Edgeworthia chrysantha ‘Snow Cream’ is a 2000 Juniper Level Botanic Garden/Plant Delights introduction that has proven to be one of our most popular introductions. We made the original selection from a group of seed-grown plants, imported from China by Canada’s Piroche Plants in the late 1990s. We were drawn to this seedling because of the particularly large flowers, and large leaves that reminded us of a plumeria. Let me be clear that all Edgeworthia chrysantha seedlings are nice, but there is certainly a significant difference between flower and leaf sizes of seed-grown plants.
Below are photos from our winter open nursery and garden days this year, where our garden specimens never cease to amaze visitors with both its sweetly scented flowers and amazing floral show. Sadly, no matter how many we propagate, it never seems to be enough to meet the demand. A more open site results in a much better floral show. Hardiness is Zone 7a – 10b.
One of our most popular introductions is Edgeworthia ‘Snow Cream’…a plant we first selected back in 1995…long before more than a handful of gardeners had even heard of the Chinese native genus.
The late JC Raulston grew a plant, known then as Edgeworthia papyrifera, just outside of the arboretum lath house back in the early 1990s, when I was Curator of the Shade House.

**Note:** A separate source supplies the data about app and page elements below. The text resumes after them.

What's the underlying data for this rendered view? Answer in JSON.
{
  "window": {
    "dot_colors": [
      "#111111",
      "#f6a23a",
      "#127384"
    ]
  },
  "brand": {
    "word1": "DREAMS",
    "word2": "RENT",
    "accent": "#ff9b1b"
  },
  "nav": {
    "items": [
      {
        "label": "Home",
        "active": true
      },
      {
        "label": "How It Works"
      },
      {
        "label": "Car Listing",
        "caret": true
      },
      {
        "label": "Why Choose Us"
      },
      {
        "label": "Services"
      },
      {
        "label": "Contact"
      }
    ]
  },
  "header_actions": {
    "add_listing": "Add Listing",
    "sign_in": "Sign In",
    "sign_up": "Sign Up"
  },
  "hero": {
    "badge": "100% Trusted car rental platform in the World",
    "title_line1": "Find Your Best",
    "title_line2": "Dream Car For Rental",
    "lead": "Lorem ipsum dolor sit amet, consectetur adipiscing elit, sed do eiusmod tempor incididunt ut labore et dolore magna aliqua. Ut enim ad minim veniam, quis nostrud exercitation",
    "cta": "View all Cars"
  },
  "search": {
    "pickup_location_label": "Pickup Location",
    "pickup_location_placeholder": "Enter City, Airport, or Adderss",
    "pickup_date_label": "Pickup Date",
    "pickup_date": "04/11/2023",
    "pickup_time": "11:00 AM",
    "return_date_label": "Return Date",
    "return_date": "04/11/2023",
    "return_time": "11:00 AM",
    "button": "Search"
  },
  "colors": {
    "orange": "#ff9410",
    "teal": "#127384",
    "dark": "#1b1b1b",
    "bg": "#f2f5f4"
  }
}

It was a fascinating plant that I remember watching each winter as the tight white buds burst into yellow flowers. There was little detectable floral fragrance, the plant never exceeded 3.5′ in height, and it suffered mightily in cold NC winters. I was still entranced by the plant and propagated several and planted them around the NC State Fairgrounds, where I worked full time.
An interesting back story is that a population of Edgeworthia papyrifera was discovered along Wolf Creek in Rabun County, Georgia back in 1971. Author Wilbur Duncan and other native plant researchers were shocked and puzzled to find this new plant growing in the wild until it was later determined to be escapees, probably circuitously from an earlier 1903 introduction by the USDA..
In June 1995, I was visiting plantsman Roger Gossler at his family nursery, Gossler Farms, in Oregon. Roger had just received a shipment of edgeworthia from Piroche Plants in Canada. Since I had tried in vain to track down Edgeworthia chrysantha, I was thrilled at my luck in finally finding it. Going through their batch of seed-grown plants, I chose one that had the largest foliage and best form, which we eventually named E. ‘Snow Cream’.
For those who don’t know the Piroche Plants story, let me share. Back in the early 1990s, Canadian nurseryman/plantsman, Pierre Piroche was able to do what no one else had been able to manage and import quite a large number of very rare, commercially unobtainable plants, both woody and perennial from China. The story goes that Piroche first established a nursery in Bhutan that was able to import plants directly from China and then ship them on to Canada. Keen plant collectors around the country scooped up these gems until the Chinese import program sadly ended a couple of years later. Without his work, who knows if and when these superb forms of Edgeworthia chrysantha would have reached the US. A plantsman’s salute is in order for Pierre Piroche.
Edgeworthia taxonomy continues to be a moving target. The long known name Edgeworthia papyrifera was shot down when DNA studies showed that it was simply the diploid form of the triploid, and earlier published Edgeworthia chrysantha. Later, researchers dug up the yet earlier published name, Edgeworthia tomentosa (formerly Magnolia tomentosa)…a name which other researchers noted, is invalid since it was not correctly published.
Some folks have tried the orange flowered edgeworthia (‘Akebono’) that shows up in the market from time to time. Sadly, it’s the non-fragrant diploid form that has very little winter hardiness. We gave up on this in the mid-1990s after killing it our prerequisite three times. I am excited to share that a new orange-flowered form of the hardy fragrant form is finally poised to hit the market in the next few years.
Below are a few shots of Edgeworthia ‘Snow Cream’ at JLBG this week in it’s full blaze of glory. The daphne-like fragrance is akin to walking by a department store fragrance counter. Because of our consistently cool winter, flowering this year is about 2-3 weeks behind normal. We have found that edgeworthia grows equally as well in light shade or part sun…as long as the soil is well drained. Mature size seems to be in the 7-8′ range. To quote the late Paul Harvery…”Now you know the rest of the story.”